TASK TO CARRY OUT: Check the entries below and say how many lines include the word "JSON". No other text is wanted.

TASK DATA:
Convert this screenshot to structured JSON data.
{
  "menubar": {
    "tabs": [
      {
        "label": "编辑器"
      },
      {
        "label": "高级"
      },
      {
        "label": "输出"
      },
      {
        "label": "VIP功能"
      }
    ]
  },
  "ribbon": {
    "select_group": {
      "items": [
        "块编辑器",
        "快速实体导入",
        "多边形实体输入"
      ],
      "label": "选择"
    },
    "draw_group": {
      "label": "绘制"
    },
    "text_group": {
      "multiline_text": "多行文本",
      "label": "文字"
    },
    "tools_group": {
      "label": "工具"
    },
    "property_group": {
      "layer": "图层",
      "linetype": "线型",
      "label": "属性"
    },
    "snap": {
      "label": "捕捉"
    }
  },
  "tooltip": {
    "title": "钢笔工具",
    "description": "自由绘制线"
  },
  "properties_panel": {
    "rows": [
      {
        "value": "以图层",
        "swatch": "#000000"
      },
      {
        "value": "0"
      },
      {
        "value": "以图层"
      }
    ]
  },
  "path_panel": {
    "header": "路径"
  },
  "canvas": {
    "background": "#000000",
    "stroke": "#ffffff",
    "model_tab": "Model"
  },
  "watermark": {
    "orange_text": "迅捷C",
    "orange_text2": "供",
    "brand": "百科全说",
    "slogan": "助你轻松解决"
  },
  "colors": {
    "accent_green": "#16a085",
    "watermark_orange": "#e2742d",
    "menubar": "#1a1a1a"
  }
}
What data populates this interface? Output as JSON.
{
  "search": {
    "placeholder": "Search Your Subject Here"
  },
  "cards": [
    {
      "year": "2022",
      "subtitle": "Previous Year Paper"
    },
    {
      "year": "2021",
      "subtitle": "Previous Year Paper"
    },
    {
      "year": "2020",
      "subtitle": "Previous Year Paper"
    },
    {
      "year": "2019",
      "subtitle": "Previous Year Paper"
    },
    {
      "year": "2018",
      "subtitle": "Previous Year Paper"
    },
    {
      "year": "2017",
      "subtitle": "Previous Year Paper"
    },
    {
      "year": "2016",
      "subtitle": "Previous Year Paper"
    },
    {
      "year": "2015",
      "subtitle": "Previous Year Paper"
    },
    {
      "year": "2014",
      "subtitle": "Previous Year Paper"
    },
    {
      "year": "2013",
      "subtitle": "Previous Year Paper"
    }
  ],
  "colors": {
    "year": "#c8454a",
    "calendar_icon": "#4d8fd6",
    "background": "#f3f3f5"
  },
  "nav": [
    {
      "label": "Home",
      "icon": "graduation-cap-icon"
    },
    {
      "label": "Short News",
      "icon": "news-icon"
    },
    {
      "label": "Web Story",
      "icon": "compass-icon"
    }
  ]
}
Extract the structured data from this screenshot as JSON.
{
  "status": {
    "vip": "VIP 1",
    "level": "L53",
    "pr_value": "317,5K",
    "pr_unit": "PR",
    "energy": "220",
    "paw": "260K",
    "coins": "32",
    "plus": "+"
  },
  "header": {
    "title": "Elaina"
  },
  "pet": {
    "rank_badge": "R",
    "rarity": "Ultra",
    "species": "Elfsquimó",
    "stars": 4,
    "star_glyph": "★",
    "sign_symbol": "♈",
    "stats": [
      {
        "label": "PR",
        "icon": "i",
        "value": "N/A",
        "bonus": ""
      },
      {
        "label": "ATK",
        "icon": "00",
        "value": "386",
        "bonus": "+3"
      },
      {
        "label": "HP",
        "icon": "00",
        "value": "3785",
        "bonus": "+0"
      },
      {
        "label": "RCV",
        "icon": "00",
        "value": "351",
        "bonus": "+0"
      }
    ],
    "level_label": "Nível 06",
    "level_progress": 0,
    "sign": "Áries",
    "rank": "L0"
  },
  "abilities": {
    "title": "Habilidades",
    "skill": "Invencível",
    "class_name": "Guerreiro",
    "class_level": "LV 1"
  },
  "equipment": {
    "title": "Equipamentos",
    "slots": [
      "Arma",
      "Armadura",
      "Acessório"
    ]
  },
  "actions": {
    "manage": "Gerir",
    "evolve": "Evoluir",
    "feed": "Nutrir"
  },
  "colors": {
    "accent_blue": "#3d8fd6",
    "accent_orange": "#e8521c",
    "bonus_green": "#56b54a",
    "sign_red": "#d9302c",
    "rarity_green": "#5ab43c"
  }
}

TASK RESULT: 3